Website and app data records

◆ ◆ ◆ ◆ ◆ ◆ ◆

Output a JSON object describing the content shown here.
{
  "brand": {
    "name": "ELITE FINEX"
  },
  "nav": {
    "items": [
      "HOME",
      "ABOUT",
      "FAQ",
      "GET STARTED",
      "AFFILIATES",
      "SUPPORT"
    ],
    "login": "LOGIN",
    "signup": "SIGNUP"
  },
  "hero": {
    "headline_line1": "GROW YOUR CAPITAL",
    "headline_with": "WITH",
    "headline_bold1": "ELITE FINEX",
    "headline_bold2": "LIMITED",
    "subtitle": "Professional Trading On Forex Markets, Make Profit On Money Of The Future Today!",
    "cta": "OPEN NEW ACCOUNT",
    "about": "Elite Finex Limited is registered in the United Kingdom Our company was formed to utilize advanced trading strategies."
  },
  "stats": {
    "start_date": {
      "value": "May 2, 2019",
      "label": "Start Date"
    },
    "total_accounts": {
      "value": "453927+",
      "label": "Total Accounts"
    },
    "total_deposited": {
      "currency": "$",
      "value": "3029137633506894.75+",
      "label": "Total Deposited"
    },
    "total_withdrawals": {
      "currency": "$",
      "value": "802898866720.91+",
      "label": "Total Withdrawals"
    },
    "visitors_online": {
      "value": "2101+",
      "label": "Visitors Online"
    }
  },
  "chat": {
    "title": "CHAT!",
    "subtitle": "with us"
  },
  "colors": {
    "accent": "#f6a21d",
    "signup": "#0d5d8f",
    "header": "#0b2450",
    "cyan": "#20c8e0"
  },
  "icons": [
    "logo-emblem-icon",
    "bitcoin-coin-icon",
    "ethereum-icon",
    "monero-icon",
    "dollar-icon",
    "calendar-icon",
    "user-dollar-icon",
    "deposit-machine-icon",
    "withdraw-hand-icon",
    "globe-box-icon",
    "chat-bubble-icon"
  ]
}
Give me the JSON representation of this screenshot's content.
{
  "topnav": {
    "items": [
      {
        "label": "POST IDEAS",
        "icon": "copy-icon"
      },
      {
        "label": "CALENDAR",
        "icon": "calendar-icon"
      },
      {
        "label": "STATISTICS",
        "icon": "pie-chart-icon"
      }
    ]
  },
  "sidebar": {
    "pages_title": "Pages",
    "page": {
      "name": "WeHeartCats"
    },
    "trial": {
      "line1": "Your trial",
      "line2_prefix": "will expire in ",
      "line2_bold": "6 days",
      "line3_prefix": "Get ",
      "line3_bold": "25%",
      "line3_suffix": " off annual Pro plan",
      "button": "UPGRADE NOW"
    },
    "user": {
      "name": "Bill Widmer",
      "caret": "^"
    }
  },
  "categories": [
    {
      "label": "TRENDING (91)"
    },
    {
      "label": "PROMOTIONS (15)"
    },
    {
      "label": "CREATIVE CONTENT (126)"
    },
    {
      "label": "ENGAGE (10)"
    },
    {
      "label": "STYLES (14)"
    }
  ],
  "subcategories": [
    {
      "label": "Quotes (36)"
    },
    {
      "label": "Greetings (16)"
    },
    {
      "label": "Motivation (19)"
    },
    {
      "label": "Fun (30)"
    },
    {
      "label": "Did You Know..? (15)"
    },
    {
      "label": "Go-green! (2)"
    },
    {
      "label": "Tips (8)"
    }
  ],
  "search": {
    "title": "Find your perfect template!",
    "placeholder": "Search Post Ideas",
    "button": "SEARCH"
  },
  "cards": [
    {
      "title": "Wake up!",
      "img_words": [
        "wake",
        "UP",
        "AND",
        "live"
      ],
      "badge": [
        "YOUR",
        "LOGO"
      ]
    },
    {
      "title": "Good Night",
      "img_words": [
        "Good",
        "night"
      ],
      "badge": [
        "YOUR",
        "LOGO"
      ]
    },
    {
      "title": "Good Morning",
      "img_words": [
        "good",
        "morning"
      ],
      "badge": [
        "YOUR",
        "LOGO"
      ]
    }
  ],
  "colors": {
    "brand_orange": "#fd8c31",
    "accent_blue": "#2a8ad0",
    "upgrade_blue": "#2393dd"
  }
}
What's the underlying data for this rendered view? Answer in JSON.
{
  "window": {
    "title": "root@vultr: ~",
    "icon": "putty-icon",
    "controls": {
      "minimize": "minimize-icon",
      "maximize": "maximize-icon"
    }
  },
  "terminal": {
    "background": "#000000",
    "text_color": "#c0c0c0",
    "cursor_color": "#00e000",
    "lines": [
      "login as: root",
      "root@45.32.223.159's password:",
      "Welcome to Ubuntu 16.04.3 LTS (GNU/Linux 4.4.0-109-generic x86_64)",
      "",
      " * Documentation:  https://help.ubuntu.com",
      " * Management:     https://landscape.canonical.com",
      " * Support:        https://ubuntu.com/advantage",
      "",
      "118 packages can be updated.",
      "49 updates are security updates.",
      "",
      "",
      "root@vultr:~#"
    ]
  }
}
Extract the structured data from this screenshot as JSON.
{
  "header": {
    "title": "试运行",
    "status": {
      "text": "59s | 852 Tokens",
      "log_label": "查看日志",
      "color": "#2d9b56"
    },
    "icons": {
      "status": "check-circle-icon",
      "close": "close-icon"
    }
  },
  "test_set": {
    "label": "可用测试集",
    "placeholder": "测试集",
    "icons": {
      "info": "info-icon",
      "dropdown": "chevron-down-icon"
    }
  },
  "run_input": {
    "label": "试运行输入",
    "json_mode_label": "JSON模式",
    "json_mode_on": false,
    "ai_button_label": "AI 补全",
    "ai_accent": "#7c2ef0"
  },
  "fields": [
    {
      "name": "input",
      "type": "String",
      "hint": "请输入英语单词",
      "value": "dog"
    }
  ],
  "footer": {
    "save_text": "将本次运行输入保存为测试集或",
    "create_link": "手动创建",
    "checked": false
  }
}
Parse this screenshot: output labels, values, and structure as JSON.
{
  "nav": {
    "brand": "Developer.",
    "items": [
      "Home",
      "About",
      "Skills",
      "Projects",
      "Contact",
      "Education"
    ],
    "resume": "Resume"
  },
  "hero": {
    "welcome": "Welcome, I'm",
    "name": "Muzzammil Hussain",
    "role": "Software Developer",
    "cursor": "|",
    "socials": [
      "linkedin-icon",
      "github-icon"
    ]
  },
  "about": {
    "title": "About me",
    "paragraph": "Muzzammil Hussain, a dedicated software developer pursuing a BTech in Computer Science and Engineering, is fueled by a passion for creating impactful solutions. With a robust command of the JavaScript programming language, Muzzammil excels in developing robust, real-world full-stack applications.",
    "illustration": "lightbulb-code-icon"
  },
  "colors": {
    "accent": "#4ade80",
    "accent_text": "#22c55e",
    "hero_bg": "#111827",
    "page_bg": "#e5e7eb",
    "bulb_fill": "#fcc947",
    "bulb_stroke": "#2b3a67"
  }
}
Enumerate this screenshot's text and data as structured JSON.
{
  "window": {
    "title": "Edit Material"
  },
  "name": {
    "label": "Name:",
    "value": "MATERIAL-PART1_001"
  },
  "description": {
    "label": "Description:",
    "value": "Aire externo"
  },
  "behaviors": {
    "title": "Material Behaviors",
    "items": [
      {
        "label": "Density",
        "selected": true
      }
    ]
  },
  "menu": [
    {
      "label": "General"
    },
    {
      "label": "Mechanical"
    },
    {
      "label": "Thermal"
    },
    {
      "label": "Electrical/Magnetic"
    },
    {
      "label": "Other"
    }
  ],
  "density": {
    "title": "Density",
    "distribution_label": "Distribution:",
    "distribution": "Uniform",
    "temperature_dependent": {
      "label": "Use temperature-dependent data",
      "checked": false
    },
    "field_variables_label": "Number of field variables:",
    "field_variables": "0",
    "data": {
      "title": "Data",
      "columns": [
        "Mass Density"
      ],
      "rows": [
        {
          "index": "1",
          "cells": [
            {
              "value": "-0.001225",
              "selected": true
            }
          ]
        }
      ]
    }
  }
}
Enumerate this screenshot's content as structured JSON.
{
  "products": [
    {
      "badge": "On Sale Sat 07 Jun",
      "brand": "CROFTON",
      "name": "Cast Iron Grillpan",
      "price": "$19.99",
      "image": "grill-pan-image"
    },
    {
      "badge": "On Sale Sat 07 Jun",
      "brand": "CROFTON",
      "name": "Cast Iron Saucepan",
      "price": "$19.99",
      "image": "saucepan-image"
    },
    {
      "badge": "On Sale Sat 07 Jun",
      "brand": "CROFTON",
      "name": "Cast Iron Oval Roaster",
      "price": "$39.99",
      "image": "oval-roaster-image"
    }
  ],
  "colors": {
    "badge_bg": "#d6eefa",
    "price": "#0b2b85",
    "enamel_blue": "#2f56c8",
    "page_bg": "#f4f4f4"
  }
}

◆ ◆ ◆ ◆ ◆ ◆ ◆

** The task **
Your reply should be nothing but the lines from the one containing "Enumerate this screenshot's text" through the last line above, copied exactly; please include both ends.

** Task answer **
Enumerate this screenshot's text and data as structured JSON.
{
  "window": {
    "title": "Edit Material"
  },
  "name": {
    "label": "Name:",
    "value": "MATERIAL-PART1_001"
  },
  "description": {
    "label": "Description:",
    "value": "Aire externo"
  },
  "behaviors": {
    "title": "Material Behaviors",
    "items": [
      {
        "label": "Density",
        "selected": true
      }
    ]
  },
  "menu": [
    {
      "label": "General"
    },
    {
      "label": "Mechanical"
    },
    {
      "label": "Thermal"
    },
    {
      "label": "Electrical/Magnetic"
    },
    {
      "label": "Other"
    }
  ],
  "density": {
    "title": "Density",
    "distribution_label": "Distribution:",
    "distribution": "Uniform",
    "temperature_dependent": {
      "label": "Use temperature-dependent data",
      "checked": false
    },
    "field_variables_label": "Number of field variables:",
    "field_variables": "0",
    "data": {
      "title": "Data",
      "columns": [
        "Mass Density"
      ],
      "rows": [
        {
          "index": "1",
          "cells": [
            {
              "value": "-0.001225",
              "selected": true
            }
          ]
        }
      ]
    }
  }
}
Enumerate this screenshot's content as structured JSON.
{
  "products": [
    {
      "badge": "On Sale Sat 07 Jun",
      "brand": "CROFTON",
      "name": "Cast Iron Grillpan",
      "price": "$19.99",
      "image": "grill-pan-image"
    },
    {
      "badge": "On Sale Sat 07 Jun",
      "brand": "CROFTON",
      "name": "Cast Iron Saucepan",
      "price": "$19.99",
      "image": "saucepan-image"
    },
    {
      "badge": "On Sale Sat 07 Jun",
      "brand": "CROFTON",
      "name": "Cast Iron Oval Roaster",
      "price": "$39.99",
      "image": "oval-roaster-image"
    }
  ],
  "colors": {
    "badge_bg": "#d6eefa",
    "price": "#0b2b85",
    "enamel_blue": "#2f56c8",
    "page_bg": "#f4f4f4"
  }
}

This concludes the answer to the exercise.